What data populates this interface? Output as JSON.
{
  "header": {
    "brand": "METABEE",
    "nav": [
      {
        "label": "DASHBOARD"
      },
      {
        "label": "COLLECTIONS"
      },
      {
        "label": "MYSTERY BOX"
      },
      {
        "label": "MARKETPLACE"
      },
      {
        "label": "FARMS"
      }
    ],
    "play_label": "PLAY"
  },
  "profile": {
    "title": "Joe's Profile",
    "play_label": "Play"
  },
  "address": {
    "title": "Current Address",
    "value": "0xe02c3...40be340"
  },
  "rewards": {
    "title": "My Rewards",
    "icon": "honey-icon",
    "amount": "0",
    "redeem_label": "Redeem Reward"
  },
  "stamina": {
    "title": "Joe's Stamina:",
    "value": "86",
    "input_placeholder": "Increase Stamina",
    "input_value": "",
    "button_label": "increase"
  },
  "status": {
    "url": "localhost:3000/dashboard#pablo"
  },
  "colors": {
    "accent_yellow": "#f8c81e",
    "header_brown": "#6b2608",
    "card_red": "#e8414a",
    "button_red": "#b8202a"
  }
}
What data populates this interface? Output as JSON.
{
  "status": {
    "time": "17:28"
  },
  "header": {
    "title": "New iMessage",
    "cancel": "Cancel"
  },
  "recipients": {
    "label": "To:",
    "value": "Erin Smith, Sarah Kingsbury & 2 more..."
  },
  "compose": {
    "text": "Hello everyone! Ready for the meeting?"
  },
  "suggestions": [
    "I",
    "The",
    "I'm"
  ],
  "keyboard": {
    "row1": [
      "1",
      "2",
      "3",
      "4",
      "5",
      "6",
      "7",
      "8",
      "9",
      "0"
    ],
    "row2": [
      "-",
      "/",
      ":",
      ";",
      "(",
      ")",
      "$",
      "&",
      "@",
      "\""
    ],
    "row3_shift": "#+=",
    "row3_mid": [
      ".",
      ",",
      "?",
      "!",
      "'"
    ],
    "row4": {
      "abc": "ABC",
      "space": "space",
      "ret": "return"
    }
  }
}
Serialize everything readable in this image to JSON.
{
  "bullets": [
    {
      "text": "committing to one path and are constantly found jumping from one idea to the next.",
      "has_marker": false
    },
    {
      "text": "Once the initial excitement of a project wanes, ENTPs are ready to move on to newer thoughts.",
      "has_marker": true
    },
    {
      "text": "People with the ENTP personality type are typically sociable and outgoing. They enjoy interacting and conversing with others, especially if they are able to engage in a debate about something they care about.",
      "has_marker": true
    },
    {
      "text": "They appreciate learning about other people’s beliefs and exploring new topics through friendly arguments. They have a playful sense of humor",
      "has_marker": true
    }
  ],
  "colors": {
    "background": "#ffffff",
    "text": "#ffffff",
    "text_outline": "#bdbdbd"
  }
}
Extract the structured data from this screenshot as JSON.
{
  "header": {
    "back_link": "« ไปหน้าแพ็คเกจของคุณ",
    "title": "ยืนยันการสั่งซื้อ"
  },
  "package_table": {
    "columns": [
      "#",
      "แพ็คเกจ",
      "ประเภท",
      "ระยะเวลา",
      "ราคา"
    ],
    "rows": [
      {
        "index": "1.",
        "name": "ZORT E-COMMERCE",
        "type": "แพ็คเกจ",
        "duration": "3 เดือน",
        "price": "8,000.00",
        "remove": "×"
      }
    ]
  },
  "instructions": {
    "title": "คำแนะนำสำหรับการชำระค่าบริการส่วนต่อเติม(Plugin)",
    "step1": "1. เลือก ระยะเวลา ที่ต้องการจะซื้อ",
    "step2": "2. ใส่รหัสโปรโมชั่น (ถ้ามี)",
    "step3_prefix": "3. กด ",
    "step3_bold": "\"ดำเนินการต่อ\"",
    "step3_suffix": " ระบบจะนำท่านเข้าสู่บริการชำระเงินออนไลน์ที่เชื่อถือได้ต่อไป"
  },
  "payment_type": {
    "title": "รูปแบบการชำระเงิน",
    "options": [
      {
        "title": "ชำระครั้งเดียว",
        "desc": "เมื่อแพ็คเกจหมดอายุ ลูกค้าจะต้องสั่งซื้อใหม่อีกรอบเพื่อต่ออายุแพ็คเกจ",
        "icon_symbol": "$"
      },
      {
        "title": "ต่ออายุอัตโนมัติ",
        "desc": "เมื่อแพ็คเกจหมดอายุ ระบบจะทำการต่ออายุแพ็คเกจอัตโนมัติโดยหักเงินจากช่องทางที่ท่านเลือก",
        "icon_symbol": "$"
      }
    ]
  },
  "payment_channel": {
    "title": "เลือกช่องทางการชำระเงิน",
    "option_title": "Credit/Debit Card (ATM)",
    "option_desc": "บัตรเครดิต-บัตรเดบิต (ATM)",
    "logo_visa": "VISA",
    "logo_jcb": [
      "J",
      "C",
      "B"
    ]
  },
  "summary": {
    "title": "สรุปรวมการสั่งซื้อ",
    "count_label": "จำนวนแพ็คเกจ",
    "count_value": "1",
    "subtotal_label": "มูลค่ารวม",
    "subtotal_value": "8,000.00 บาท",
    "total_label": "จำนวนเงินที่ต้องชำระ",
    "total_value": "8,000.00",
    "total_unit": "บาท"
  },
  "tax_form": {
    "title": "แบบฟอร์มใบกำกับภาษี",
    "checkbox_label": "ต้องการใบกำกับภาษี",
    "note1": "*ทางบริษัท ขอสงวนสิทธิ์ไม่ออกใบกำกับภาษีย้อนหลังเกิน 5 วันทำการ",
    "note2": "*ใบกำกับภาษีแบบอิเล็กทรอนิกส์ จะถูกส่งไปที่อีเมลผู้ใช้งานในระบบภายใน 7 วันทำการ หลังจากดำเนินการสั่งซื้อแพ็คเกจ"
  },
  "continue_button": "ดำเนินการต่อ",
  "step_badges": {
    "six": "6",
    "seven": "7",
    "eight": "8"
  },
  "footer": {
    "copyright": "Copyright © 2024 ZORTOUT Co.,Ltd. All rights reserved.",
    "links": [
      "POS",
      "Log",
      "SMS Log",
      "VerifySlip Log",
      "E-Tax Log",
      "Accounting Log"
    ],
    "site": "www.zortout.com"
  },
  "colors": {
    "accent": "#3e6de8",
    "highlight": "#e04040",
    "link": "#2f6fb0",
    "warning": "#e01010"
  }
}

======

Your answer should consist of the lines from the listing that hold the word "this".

What data populates this interface? Output as JSON.
What data populates this interface? Output as JSON.
Serialize everything readable in this image to JSON.
Extract the structured data from this screenshot as JSON.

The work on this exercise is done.